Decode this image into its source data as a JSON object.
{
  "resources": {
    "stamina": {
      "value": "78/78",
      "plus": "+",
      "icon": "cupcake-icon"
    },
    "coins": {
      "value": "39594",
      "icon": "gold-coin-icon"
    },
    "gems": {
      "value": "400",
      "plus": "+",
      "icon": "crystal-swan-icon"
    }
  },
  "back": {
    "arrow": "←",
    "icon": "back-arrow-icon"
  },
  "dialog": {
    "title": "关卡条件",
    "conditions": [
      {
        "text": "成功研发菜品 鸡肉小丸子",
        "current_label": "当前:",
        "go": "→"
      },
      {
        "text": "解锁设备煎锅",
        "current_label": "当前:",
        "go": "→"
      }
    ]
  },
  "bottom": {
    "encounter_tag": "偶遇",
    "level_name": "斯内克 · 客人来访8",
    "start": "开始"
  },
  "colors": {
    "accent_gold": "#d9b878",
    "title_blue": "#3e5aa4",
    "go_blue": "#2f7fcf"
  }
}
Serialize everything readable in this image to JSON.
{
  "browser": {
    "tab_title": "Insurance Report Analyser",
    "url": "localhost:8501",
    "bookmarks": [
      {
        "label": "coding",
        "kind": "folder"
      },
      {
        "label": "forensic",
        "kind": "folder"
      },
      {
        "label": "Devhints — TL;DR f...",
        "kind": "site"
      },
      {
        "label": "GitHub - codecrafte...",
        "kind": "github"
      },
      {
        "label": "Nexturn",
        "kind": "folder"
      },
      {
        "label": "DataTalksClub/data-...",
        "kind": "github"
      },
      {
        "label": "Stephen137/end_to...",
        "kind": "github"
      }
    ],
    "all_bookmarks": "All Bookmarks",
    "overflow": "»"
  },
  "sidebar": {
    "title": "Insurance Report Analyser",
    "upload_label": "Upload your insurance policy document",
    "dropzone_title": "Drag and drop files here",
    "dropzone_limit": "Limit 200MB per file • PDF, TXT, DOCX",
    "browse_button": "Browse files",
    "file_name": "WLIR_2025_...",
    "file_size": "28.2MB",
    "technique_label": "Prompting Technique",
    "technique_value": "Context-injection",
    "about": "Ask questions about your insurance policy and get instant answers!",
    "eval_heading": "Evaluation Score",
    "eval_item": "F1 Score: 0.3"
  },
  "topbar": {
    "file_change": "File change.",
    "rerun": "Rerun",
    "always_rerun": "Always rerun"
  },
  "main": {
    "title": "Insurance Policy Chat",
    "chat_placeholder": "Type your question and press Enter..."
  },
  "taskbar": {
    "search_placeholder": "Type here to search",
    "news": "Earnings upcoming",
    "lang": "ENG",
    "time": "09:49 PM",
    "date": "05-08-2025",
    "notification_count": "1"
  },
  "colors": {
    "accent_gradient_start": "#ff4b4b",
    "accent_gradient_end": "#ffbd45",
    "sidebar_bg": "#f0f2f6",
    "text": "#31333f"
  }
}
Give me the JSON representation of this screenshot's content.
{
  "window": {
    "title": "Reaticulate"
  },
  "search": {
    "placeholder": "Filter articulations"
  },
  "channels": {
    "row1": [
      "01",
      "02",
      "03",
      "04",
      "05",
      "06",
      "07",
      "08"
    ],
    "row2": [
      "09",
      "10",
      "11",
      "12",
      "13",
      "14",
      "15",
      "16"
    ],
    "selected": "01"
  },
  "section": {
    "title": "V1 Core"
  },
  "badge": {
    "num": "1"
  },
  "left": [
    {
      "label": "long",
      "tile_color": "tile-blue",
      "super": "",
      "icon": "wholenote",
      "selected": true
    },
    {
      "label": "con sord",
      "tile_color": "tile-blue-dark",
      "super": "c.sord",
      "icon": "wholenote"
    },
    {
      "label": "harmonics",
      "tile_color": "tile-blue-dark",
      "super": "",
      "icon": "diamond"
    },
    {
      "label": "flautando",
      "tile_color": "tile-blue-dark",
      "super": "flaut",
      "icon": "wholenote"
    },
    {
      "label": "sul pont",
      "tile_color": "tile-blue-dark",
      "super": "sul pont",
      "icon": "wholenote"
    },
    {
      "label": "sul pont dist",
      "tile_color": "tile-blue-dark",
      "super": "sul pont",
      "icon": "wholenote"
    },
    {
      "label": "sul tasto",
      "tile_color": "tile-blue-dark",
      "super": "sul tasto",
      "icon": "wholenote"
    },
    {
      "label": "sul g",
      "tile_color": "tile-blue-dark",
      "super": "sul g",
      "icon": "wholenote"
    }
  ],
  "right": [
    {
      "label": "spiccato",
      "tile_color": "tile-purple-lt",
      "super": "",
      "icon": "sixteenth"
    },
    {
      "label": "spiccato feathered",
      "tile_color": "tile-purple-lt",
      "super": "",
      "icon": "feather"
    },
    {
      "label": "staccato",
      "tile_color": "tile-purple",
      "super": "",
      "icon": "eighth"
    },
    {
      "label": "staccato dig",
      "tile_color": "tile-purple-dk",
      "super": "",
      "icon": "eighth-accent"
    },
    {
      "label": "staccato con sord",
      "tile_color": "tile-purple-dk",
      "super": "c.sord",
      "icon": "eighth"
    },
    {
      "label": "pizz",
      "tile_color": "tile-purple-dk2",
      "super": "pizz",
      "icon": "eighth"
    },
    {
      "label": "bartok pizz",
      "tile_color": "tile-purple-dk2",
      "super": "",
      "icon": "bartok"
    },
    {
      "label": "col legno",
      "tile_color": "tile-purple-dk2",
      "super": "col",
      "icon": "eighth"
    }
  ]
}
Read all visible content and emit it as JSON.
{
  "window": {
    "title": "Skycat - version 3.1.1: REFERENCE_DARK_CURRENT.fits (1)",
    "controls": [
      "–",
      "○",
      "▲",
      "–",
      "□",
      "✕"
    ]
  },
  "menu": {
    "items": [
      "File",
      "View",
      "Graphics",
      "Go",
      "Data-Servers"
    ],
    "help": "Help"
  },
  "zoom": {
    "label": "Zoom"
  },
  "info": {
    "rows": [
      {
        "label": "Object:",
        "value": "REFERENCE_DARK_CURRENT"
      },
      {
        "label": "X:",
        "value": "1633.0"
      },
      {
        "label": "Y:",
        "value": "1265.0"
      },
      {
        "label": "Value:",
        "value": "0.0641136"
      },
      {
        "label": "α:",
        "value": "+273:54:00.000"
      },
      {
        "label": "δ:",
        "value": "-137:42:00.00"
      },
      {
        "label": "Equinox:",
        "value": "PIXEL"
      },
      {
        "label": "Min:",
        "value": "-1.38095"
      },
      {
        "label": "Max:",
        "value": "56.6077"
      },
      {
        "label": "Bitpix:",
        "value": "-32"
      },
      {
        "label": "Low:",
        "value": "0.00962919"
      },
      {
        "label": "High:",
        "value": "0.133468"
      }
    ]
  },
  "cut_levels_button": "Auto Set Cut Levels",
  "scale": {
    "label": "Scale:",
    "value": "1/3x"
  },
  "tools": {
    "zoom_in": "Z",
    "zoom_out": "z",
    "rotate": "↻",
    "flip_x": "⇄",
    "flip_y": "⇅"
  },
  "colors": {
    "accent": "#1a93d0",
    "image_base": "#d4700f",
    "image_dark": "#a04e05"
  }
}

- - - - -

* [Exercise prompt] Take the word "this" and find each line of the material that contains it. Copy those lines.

* [Written response]
Decode this image into its source data as a JSON object.
Serialize everything readable in this image to JSON.
Give me the JSON representation of this screenshot's content.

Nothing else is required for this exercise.